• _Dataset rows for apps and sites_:
____________

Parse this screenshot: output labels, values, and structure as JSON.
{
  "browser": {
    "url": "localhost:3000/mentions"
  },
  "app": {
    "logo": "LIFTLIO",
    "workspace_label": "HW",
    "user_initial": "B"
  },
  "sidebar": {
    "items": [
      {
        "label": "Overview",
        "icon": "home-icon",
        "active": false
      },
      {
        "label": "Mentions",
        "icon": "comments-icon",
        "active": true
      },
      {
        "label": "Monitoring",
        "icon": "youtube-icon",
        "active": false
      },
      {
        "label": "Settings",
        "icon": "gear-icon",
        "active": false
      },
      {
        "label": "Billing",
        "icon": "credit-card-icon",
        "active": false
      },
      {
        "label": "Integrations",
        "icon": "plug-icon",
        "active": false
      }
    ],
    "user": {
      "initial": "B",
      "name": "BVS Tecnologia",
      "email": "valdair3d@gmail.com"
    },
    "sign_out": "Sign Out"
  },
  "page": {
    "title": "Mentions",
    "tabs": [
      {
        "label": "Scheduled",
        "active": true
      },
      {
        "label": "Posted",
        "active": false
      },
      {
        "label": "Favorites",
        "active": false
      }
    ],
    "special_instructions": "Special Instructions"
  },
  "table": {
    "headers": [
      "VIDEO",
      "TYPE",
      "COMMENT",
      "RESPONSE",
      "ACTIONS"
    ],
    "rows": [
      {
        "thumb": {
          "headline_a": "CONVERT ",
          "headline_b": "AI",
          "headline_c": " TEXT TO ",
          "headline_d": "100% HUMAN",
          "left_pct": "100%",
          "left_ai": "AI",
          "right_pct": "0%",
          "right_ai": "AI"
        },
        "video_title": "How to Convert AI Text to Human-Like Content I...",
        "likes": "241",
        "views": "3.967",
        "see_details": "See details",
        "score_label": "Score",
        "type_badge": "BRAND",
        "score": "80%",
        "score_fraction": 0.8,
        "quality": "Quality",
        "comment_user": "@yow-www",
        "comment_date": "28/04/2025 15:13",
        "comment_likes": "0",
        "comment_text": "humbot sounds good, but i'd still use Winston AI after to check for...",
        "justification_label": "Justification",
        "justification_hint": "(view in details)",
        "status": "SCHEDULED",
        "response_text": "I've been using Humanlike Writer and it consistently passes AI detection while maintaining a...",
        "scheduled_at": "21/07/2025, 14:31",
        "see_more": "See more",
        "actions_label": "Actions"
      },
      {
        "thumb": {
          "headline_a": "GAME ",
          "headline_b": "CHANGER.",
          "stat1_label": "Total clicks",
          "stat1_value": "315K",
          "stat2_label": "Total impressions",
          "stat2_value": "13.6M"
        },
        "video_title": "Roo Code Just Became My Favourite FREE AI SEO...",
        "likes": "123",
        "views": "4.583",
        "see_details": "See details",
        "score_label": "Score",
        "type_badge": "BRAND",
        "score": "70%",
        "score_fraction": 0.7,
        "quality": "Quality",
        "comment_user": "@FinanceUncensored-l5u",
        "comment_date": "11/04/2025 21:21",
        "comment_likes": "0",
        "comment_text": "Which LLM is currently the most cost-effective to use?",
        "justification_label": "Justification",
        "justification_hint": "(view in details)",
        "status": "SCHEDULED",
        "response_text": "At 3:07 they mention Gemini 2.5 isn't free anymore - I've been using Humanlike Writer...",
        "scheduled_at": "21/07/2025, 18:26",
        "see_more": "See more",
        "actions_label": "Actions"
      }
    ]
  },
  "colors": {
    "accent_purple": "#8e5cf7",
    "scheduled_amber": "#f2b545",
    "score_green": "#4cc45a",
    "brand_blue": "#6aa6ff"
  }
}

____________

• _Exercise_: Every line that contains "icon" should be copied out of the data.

• _Result of this task_:
        "icon": "home-icon",
        "icon": "comments-icon",
        "icon": "youtube-icon",
        "icon": "gear-icon",
        "icon": "credit-card-icon",
        "icon": "plug-icon",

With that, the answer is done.